* _WHAT THE TASK REQUIRES_
Which lines of the entries below include "icon"? List them all.

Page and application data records
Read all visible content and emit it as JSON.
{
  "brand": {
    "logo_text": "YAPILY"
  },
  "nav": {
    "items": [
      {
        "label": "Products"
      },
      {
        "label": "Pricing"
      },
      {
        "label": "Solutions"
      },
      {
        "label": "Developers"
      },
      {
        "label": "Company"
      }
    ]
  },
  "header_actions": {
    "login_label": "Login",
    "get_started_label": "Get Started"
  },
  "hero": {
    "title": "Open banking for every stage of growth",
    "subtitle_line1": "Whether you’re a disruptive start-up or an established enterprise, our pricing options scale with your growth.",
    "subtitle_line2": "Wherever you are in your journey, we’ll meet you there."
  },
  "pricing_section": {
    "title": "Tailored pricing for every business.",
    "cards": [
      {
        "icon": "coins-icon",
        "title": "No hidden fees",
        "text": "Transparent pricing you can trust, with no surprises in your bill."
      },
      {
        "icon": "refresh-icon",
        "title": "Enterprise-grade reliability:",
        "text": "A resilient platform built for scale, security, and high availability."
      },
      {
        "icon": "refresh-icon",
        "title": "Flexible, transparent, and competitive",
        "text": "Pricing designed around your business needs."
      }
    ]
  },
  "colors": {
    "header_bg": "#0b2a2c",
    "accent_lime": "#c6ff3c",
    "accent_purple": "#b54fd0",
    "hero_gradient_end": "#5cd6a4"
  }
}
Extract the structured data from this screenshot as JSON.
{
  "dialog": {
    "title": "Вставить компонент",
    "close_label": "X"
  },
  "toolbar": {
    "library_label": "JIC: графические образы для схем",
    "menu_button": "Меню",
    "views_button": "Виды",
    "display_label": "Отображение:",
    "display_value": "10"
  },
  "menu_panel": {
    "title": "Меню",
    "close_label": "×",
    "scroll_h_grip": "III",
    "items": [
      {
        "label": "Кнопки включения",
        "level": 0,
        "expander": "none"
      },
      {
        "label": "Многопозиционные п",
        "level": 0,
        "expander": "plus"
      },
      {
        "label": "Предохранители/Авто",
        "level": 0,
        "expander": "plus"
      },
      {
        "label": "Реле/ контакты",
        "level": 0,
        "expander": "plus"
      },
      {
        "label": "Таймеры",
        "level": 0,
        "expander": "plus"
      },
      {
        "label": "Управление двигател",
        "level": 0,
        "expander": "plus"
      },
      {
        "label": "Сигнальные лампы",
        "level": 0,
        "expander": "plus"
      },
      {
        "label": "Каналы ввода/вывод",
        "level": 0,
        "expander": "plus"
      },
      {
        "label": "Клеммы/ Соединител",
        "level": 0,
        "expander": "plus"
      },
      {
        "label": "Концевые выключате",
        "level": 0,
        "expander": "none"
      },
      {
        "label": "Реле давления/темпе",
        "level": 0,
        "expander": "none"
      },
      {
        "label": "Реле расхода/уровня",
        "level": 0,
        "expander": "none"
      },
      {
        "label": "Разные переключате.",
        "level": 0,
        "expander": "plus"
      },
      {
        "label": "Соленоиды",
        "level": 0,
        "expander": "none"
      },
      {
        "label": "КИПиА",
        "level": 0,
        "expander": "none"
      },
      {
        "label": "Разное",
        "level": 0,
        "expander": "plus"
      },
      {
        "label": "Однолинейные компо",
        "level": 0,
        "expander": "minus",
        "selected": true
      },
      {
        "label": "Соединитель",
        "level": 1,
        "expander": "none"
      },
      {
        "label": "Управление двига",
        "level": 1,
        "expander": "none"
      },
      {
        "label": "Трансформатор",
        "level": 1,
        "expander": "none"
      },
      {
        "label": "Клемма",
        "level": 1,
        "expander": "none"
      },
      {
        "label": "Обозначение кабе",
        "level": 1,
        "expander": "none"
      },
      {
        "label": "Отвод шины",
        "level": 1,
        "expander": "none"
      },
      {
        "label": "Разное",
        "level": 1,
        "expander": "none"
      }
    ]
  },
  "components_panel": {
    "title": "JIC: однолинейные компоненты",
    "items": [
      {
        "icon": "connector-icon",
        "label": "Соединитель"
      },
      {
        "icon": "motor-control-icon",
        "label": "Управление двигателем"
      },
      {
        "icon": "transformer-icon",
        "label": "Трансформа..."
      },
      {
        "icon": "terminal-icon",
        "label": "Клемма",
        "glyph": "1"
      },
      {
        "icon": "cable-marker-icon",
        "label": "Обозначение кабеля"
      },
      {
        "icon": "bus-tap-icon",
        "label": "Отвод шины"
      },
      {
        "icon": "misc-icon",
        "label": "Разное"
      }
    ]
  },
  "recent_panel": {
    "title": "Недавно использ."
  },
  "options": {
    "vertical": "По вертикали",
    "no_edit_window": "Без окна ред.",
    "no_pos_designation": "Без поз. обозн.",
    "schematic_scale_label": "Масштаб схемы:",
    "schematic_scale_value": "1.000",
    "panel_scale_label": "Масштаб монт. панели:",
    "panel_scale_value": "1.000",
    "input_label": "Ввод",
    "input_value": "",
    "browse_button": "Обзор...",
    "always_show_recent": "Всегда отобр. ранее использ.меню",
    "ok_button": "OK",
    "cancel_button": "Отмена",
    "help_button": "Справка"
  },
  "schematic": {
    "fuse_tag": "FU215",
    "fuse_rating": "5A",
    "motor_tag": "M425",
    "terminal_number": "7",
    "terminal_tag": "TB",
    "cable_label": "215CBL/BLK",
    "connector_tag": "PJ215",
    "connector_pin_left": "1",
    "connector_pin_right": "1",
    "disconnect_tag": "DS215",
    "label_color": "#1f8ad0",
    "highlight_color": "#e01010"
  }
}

* _EXPECTED ANSWER_
        "icon": "coins-icon",
        "icon": "refresh-icon",
        "icon": "refresh-icon",
        "icon": "connector-icon",
        "icon": "motor-control-icon",
        "icon": "transformer-icon",
        "icon": "terminal-icon",
        "icon": "cable-marker-icon",
        "icon": "bus-tap-icon",
        "icon": "misc-icon",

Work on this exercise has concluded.